How Does Pharma Learn to Speak Patient? The “Patient Voice”
We have all, at one time or another, been patients. True or false?
If you answer true, it is likely that you are a person who has experienced only acute illnesses, meaning you get sick, feel lousy, get treated, you feel better. You return to your normal activities. You get back to life.
Before getting to the language of patients or “patient voice,” it is useful to understand that “we are not all patients.” Carolyn Thomas, writer and patient advocate, explains that, being a patient “sometime or other in life” is not the same thing as being a patient. For patients,
“The pain and debilitation of being chronically ill can last forever. In fact, many living with chronic illness feel terrible. Every. Single. Day. And while those receiving acute care can expect that feeling temporarily terrible will gradually diminish, in chronic care we often live with the chilling reality that it feels terrible now, and it’s likely to get even worse over time.”1 ~Carolyn Thomas
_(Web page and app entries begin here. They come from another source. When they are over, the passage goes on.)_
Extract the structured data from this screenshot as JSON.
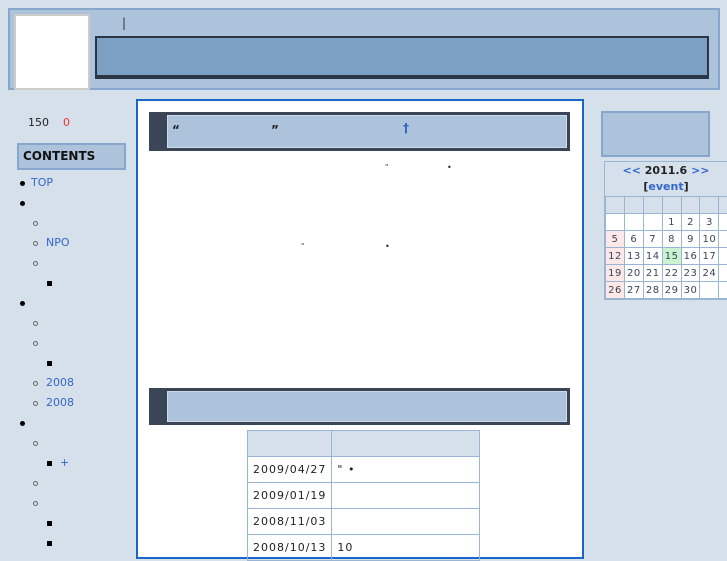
{
  "header": {
    "pipe": "|"
  },
  "sidebar": {
    "visitor_count": "150",
    "today_count": "0",
    "contents_title": "CONTENTS",
    "items": [
      {
        "level": 1,
        "label": "TOP"
      },
      {
        "level": 1,
        "label": ""
      },
      {
        "level": 2,
        "label": ""
      },
      {
        "level": 2,
        "label": "NPO"
      },
      {
        "level": 2,
        "label": ""
      },
      {
        "level": 3,
        "label": ""
      },
      {
        "level": 1,
        "label": ""
      },
      {
        "level": 2,
        "label": ""
      },
      {
        "level": 2,
        "label": ""
      },
      {
        "level": 3,
        "label": ""
      },
      {
        "level": 2,
        "label": "2008"
      },
      {
        "level": 2,
        "label": "2008"
      },
      {
        "level": 1,
        "label": ""
      },
      {
        "level": 2,
        "label": ""
      },
      {
        "level": 3,
        "label": "+"
      },
      {
        "level": 2,
        "label": ""
      },
      {
        "level": 2,
        "label": ""
      },
      {
        "level": 3,
        "label": ""
      },
      {
        "level": 3,
        "label": ""
      }
    ]
  },
  "main": {
    "heading1": {
      "open_quote": "“",
      "close_quote": "”",
      "dagger": "†"
    },
    "para1": {
      "q": "\"",
      "dot": "•"
    },
    "para2": {
      "q": "\"",
      "dot": "•"
    },
    "news": {
      "rows": [
        {
          "date": "2009/04/27",
          "text": "\"            •"
        },
        {
          "date": "2009/01/19",
          "text": ""
        },
        {
          "date": "2008/11/03",
          "text": ""
        },
        {
          "date": "2008/10/13",
          "text": "10"
        }
      ]
    }
  },
  "calendar": {
    "prev": "<<",
    "title": "2011.6",
    "next": ">>",
    "event_label": "event",
    "today": 15,
    "weeks": [
      [
        "",
        "",
        "",
        "1",
        "2",
        "3"
      ],
      [
        "5",
        "6",
        "7",
        "8",
        "9",
        "10"
      ],
      [
        "12",
        "13",
        "14",
        "15",
        "16",
        "17"
      ],
      [
        "19",
        "20",
        "21",
        "22",
        "23",
        "24"
      ],
      [
        "26",
        "27",
        "28",
        "29",
        "30",
        ""
      ]
    ]
  },
  "colors": {
    "accent": "#1a66c8",
    "header": "#adc3db",
    "dark": "#3a4558",
    "link": "#3366cc"
  }
}
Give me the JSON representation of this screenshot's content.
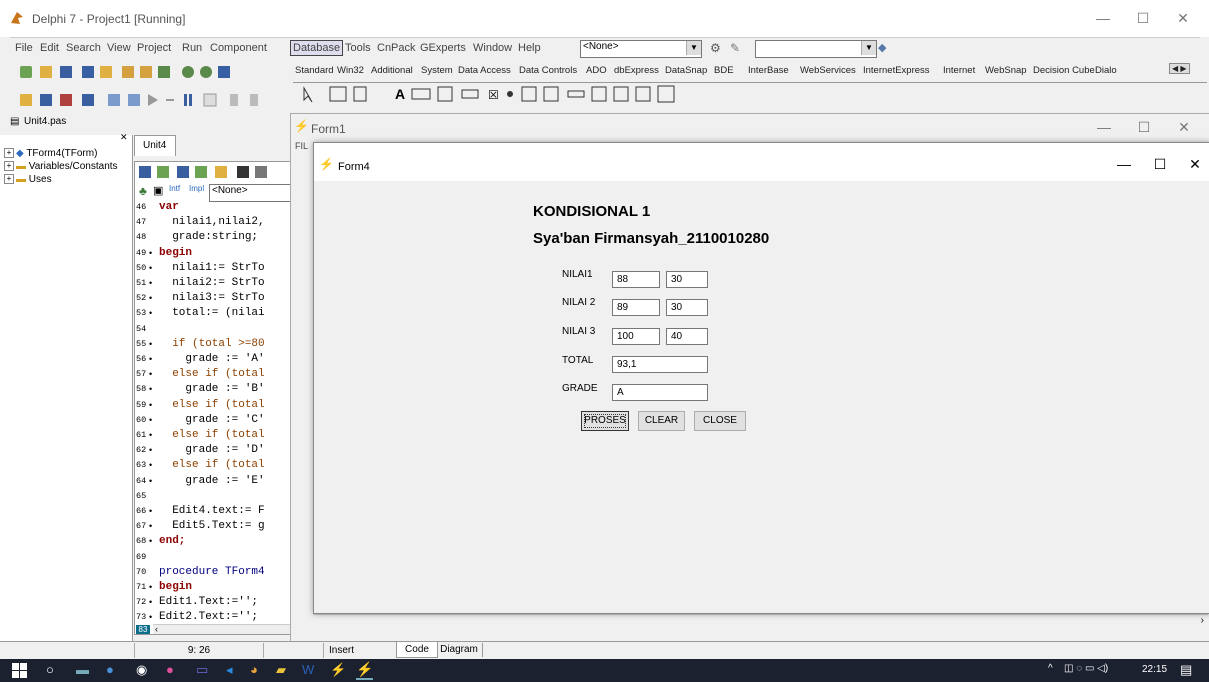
{
  "ide": {
    "title": "Delphi 7 - Project1 [Running]",
    "menu": [
      "File",
      "Edit",
      "Search",
      "View",
      "Project",
      "Run",
      "Component",
      "Database",
      "Tools",
      "CnPack",
      "GExperts",
      "Window",
      "Help"
    ],
    "combo_none": "<None>",
    "palette_tabs": [
      "Standard",
      "Win32",
      "Additional",
      "System",
      "Data Access",
      "Data Controls",
      "ADO",
      "dbExpress",
      "DataSnap",
      "BDE",
      "InterBase",
      "WebServices",
      "InternetExpress",
      "Internet",
      "WebSnap",
      "Decision Cube",
      "Dialo"
    ]
  },
  "tree": {
    "header": "Unit4.pas",
    "items": [
      "TForm4(TForm)",
      "Variables/Constants",
      "Uses"
    ]
  },
  "editor": {
    "tab": "Unit4",
    "combo": "<None>",
    "lines": [
      {
        "n": "46",
        "dot": false,
        "code": "var"
      },
      {
        "n": "47",
        "dot": false,
        "code": "  nilai1,nilai2,"
      },
      {
        "n": "48",
        "dot": false,
        "code": "  grade:string;"
      },
      {
        "n": "49",
        "dot": true,
        "code": "begin"
      },
      {
        "n": "50",
        "dot": true,
        "code": "  nilai1:= StrTo"
      },
      {
        "n": "51",
        "dot": true,
        "code": "  nilai2:= StrTo"
      },
      {
        "n": "52",
        "dot": true,
        "code": "  nilai3:= StrTo"
      },
      {
        "n": "53",
        "dot": true,
        "code": "  total:= (nilai"
      },
      {
        "n": "54",
        "dot": false,
        "code": ""
      },
      {
        "n": "55",
        "dot": true,
        "code": "  if (total >=80"
      },
      {
        "n": "56",
        "dot": true,
        "code": "    grade := 'A'"
      },
      {
        "n": "57",
        "dot": true,
        "code": "  else if (total"
      },
      {
        "n": "58",
        "dot": true,
        "code": "    grade := 'B'"
      },
      {
        "n": "59",
        "dot": true,
        "code": "  else if (total"
      },
      {
        "n": "60",
        "dot": true,
        "code": "    grade := 'C'"
      },
      {
        "n": "61",
        "dot": true,
        "code": "  else if (total"
      },
      {
        "n": "62",
        "dot": true,
        "code": "    grade := 'D'"
      },
      {
        "n": "63",
        "dot": true,
        "code": "  else if (total"
      },
      {
        "n": "64",
        "dot": true,
        "code": "    grade := 'E'"
      },
      {
        "n": "65",
        "dot": false,
        "code": ""
      },
      {
        "n": "66",
        "dot": true,
        "code": "  Edit4.text:= F"
      },
      {
        "n": "67",
        "dot": true,
        "code": "  Edit5.Text:= g"
      },
      {
        "n": "68",
        "dot": true,
        "code": "end;"
      },
      {
        "n": "69",
        "dot": false,
        "code": ""
      },
      {
        "n": "70",
        "dot": false,
        "code": "procedure TForm4"
      },
      {
        "n": "71",
        "dot": true,
        "code": "begin"
      },
      {
        "n": "72",
        "dot": true,
        "code": "Edit1.Text:='';"
      },
      {
        "n": "73",
        "dot": true,
        "code": "Edit2.Text:='';"
      }
    ],
    "last_line": "83"
  },
  "form1": {
    "title": "Form1",
    "fil": "FIL"
  },
  "form4": {
    "title": "Form4",
    "heading1": "KONDISIONAL 1",
    "heading2": "Sya'ban Firmansyah_2110010280",
    "nilai1_label": "NILAI1",
    "nilai2_label": "NILAI 2",
    "nilai3_label": "NILAI 3",
    "total_label": "TOTAL",
    "grade_label": "GRADE",
    "nilai1_a": "88",
    "nilai1_b": "30",
    "nilai2_a": "89",
    "nilai2_b": "30",
    "nilai3_a": "100",
    "nilai3_b": "40",
    "total": "93,1",
    "grade": "A",
    "btn_proses": "PROSES",
    "btn_clear": "CLEAR",
    "btn_close": "CLOSE"
  },
  "status": {
    "pos": "9: 26",
    "mode": "Insert",
    "tab_code": "Code",
    "tab_diagram": "Diagram"
  },
  "taskbar": {
    "time": "22:15"
  }
}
Many members of Inspire are “patients” in this sense. As such, they have a different experience, a “lived experience” of managing an illness or condition. Their voice, a vivid portrayal of their unmet needs and perspectives, “the patient voice,” has long been left out of life science research. However, through legislation, FDASIA 907 and the 21st Century CURES Act, obtaining the patient voice is mandated as a focus of FDA’s regulatory mission. Hence, the life science industry must incorporate that perspective in drug and device development.
“Patient Voice” Is NOT “Patient-speak”
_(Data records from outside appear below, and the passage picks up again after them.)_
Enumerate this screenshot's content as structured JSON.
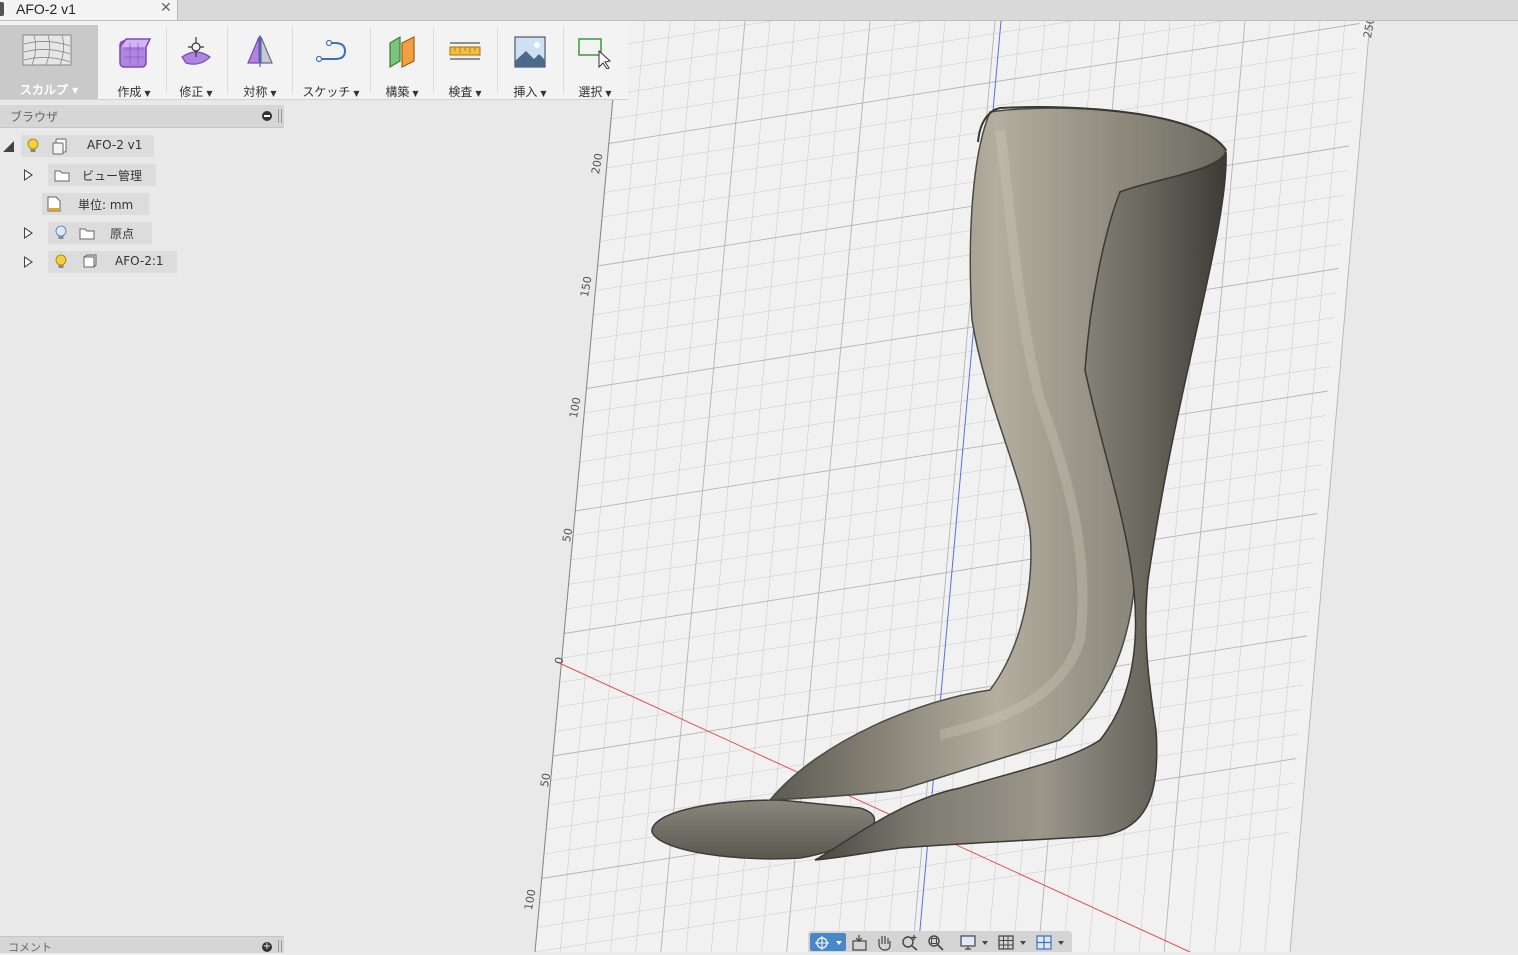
{
  "tab": {
    "title": "AFO-2 v1",
    "close": "✕"
  },
  "toolbar": {
    "workspace": "スカルプ ▾",
    "tools": [
      {
        "label": "作成",
        "icon": "create-box-icon"
      },
      {
        "label": "修正",
        "icon": "modify-icon"
      },
      {
        "label": "対称",
        "icon": "symmetry-icon"
      },
      {
        "label": "スケッチ",
        "icon": "sketch-icon"
      },
      {
        "label": "構築",
        "icon": "construct-icon"
      },
      {
        "label": "検査",
        "icon": "inspect-icon"
      },
      {
        "label": "挿入",
        "icon": "insert-image-icon"
      },
      {
        "label": "選択",
        "icon": "select-icon"
      }
    ],
    "dropdown_arrow": "▼"
  },
  "browser": {
    "title": "ブラウザ",
    "nodes": [
      {
        "label": "AFO-2 v1"
      },
      {
        "label": "ビュー管理"
      },
      {
        "label": "単位: mm"
      },
      {
        "label": "原点"
      },
      {
        "label": "AFO-2:1"
      }
    ]
  },
  "comments": {
    "title": "コメント",
    "add": "+"
  },
  "viewport": {
    "ruler_labels": [
      "200",
      "150",
      "100",
      "50",
      "0",
      "50",
      "100"
    ],
    "corner_label": "250",
    "colors": {
      "x_axis": "#e05050",
      "z_axis": "#5a6ee0",
      "grid": "#c8c8c8",
      "model": "#6f6c62"
    }
  },
  "navbar": {
    "icons": [
      "orbit-icon",
      "look-at-icon",
      "pan-icon",
      "zoom-icon",
      "fit-icon",
      "display-settings-icon",
      "grid-settings-icon",
      "viewports-icon"
    ]
  }
}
Physicians -before beginning advanced education- are just like everyone else. They don’t understand or know the jargon of medicine. Like learning any other language, their education and subsequent experience is like going to live in a foreign country–full immersion. With this immersion, they forget. Where they used to say, “take four times per day,” they now say, “take QID,” and expect others not steeped in their language to understand. In fact, they write articles called “Get to know patient-speak” in which they share,
“Our patients don’t always urinate. They “make water.” Or they “urine”’ (can it become a verb?) “Urine stones” are kidney stones. We may call foamy urine a sign of albuminuria but to some patients, it is ‘beer urine.’”2
“Patient-speak” or the degree to which a patient understands their physician, part of the concept of health literacy is only part of the “patient voice.” This description of “patient-speak” provides a glimpse into what has been missing from life science industry research. Although the degree to which a patient understands their physician, a part of the concept of health literacy, plays into the “patient voice,” “patient-speak” as described above, does not address the wealth of information and learnings of the “patient voice.”
“I was at Home Depot this morning with my husband and…like most home improvement shoppers, I was dressed in jeans and…a pink sweatshirt, wearing a silver jacket and carrying a pink purse! When [a man] said, “Excuse me, sir,” I turned and looked and thought it was meant for my husband who was standing at the paint counter….I am not too impressed with the physiologic changes of this disease. Survivors and stage IV’s alike, none of us get to keep all of our original equipment in the name of saving our life. Feeling very annoyed seeing that there was no “man” standing there, I said rather defensively, ‘I am a woman.’ The guy didn’t care, either. He just kept on going. It stopped my day dead in its tracks…. For all of my beloved stage IV long-term survivors… may I ask you when you get to be somewhat normal again? When do the intrusive appointments, tests, and doctor office visits end so that you can try and live with this without reminders?” ~Inspire member
The “patient voice” encompasses the earnestness and the intensity of a patient’s “lived experience.” As part of a shared “speech community,” like Inspire, patients express their feelings and perspectives in ways that are not part of their discussions with their physicians or perhaps even family and friends.
Experts in linguistics are able to glean unique insights from their communications in shared communities. For a glimpse into this type of analysis, download our eBook, “How Does Pharma Learn to ‘Speak Patient’?”
Inspire offers a trusted community to patients and caregivers. Our goal with this blog, this website and our content is to provide the life science industry access to the true, authentic patient voice. In so doing, we support faithful operationalization of patient-centricity. Take a look at our case studies, eBooks and news outlet coverage.